=== Record excerpts ===

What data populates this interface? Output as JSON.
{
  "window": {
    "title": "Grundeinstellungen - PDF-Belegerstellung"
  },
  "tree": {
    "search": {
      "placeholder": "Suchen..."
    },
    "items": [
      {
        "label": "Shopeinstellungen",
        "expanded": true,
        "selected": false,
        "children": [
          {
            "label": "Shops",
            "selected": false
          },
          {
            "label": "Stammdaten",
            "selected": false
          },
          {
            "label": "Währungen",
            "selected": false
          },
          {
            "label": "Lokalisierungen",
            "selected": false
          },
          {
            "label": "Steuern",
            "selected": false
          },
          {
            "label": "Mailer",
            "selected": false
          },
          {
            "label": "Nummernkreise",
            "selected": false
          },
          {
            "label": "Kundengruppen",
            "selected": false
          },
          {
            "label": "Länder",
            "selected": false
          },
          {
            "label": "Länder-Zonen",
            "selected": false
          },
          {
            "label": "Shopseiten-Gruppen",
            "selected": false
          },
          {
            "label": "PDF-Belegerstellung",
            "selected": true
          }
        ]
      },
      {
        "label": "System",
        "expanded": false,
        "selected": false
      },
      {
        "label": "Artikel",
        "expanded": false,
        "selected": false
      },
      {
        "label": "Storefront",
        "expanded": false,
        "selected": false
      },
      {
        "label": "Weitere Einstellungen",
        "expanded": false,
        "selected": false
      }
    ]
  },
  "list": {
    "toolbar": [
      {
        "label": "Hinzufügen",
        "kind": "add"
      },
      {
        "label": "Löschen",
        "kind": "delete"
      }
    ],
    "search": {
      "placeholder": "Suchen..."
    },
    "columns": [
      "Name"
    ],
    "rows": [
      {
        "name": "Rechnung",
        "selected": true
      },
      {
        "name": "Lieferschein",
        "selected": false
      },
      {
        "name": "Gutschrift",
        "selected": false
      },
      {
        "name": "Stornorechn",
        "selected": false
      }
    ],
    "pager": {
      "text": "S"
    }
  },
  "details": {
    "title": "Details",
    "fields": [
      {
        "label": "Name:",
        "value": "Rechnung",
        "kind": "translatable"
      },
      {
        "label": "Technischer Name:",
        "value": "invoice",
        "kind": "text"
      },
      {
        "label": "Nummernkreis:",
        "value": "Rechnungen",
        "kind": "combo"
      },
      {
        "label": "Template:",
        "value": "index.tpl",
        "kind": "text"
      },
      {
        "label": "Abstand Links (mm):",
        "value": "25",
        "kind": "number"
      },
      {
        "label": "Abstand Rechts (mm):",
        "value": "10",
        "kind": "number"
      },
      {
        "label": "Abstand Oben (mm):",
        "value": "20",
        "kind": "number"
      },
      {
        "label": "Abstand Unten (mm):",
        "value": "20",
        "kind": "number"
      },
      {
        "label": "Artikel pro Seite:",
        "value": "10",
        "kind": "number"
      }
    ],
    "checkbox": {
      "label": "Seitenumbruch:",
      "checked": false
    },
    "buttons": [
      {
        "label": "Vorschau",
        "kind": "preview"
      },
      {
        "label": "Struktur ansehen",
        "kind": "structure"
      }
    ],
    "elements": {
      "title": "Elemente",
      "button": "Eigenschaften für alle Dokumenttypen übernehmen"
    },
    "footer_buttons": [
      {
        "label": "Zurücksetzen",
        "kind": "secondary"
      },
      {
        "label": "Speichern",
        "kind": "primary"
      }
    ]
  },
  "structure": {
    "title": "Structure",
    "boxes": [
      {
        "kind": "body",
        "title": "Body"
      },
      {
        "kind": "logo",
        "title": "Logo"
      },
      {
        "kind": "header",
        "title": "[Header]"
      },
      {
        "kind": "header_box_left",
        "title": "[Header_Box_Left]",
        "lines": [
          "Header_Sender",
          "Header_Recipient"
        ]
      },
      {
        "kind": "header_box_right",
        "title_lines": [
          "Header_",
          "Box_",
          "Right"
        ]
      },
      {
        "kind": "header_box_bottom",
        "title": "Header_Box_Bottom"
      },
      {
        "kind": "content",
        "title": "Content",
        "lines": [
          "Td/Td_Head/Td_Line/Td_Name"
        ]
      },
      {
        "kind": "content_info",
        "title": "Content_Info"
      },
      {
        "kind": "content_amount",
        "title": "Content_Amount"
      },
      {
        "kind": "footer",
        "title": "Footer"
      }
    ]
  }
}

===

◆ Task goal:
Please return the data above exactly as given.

◆ Output of the exercise:
What data populates this interface? Output as JSON.
{
  "window": {
    "title": "Grundeinstellungen - PDF-Belegerstellung"
  },
  "tree": {
    "search": {
      "placeholder": "Suchen..."
    },
    "items": [
      {
        "label": "Shopeinstellungen",
        "expanded": true,
        "selected": false,
        "children": [
          {
            "label": "Shops",
            "selected": false
          },
          {
            "label": "Stammdaten",
            "selected": false
          },
          {
            "label": "Währungen",
            "selected": false
          },
          {
            "label": "Lokalisierungen",
            "selected": false
          },
          {
            "label": "Steuern",
            "selected": false
          },
          {
            "label": "Mailer",
            "selected": false
          },
          {
            "label": "Nummernkreise",
            "selected": false
          },
          {
            "label": "Kundengruppen",
            "selected": false
          },
          {
            "label": "Länder",
            "selected": false
          },
          {
            "label": "Länder-Zonen",
            "selected": false
          },
          {
            "label": "Shopseiten-Gruppen",
            "selected": false
          },
          {
            "label": "PDF-Belegerstellung",
            "selected": true
          }
        ]
      },
      {
        "label": "System",
        "expanded": false,
        "selected": false
      },
      {
        "label": "Artikel",
        "expanded": false,
        "selected": false
      },
      {
        "label": "Storefront",
        "expanded": false,
        "selected": false
      },
      {
        "label": "Weitere Einstellungen",
        "expanded": false,
        "selected": false
      }
    ]
  },
  "list": {
    "toolbar": [
      {
        "label": "Hinzufügen",
        "kind": "add"
      },
      {
        "label": "Löschen",
        "kind": "delete"
      }
    ],
    "search": {
      "placeholder": "Suchen..."
    },
    "columns": [
      "Name"
    ],
    "rows": [
      {
        "name": "Rechnung",
        "selected": true
      },
      {
        "name": "Lieferschein",
        "selected": false
      },
      {
        "name": "Gutschrift",
        "selected": false
      },
      {
        "name": "Stornorechn",
        "selected": false
      }
    ],
    "pager": {
      "text": "S"
    }
  },
  "details": {
    "title": "Details",
    "fields": [
      {
        "label": "Name:",
        "value": "Rechnung",
        "kind": "translatable"
      },
      {
        "label": "Technischer Name:",
        "value": "invoice",
        "kind": "text"
      },
      {
        "label": "Nummernkreis:",
        "value": "Rechnungen",
        "kind": "combo"
      },
      {
        "label": "Template:",
        "value": "index.tpl",
        "kind": "text"
      },
      {
        "label": "Abstand Links (mm):",
        "value": "25",
        "kind": "number"
      },
      {
        "label": "Abstand Rechts (mm):",
        "value": "10",
        "kind": "number"
      },
      {
        "label": "Abstand Oben (mm):",
        "value": "20",
        "kind": "number"
      },
      {
        "label": "Abstand Unten (mm):",
        "value": "20",
        "kind": "number"
      },
      {
        "label": "Artikel pro Seite:",
        "value": "10",
        "kind": "number"
      }
    ],
    "checkbox": {
      "label": "Seitenumbruch:",
      "checked": false
    },
    "buttons": [
      {
        "label": "Vorschau",
        "kind": "preview"
      },
      {
        "label": "Struktur ansehen",
        "kind": "structure"
      }
    ],
    "elements": {
      "title": "Elemente",
      "button": "Eigenschaften für alle Dokumenttypen übernehmen"
    },
    "footer_buttons": [
      {
        "label": "Zurücksetzen",
        "kind": "secondary"
      },
      {
        "label": "Speichern",
        "kind": "primary"
      }
    ]
  },
  "structure": {
    "title": "Structure",
    "boxes": [
      {
        "kind": "body",
        "title": "Body"
      },
      {
        "kind": "logo",
        "title": "Logo"
      },
      {
        "kind": "header",
        "title": "[Header]"
      },
      {
        "kind": "header_box_left",
        "title": "[Header_Box_Left]",
        "lines": [
          "Header_Sender",
          "Header_Recipient"
        ]
      },
      {
        "kind": "header_box_right",
        "title_lines": [
          "Header_",
          "Box_",
          "Right"
        ]
      },
      {
        "kind": "header_box_bottom",
        "title": "Header_Box_Bottom"
      },
      {
        "kind": "content",
        "title": "Content",
        "lines": [
          "Td/Td_Head/Td_Line/Td_Name"
        ]
      },
      {
        "kind": "content_info",
        "title": "Content_Info"
      },
      {
        "kind": "content_amount",
        "title": "Content_Amount"
      },
      {
        "kind": "footer",
        "title": "Footer"
      }
    ]
  }
}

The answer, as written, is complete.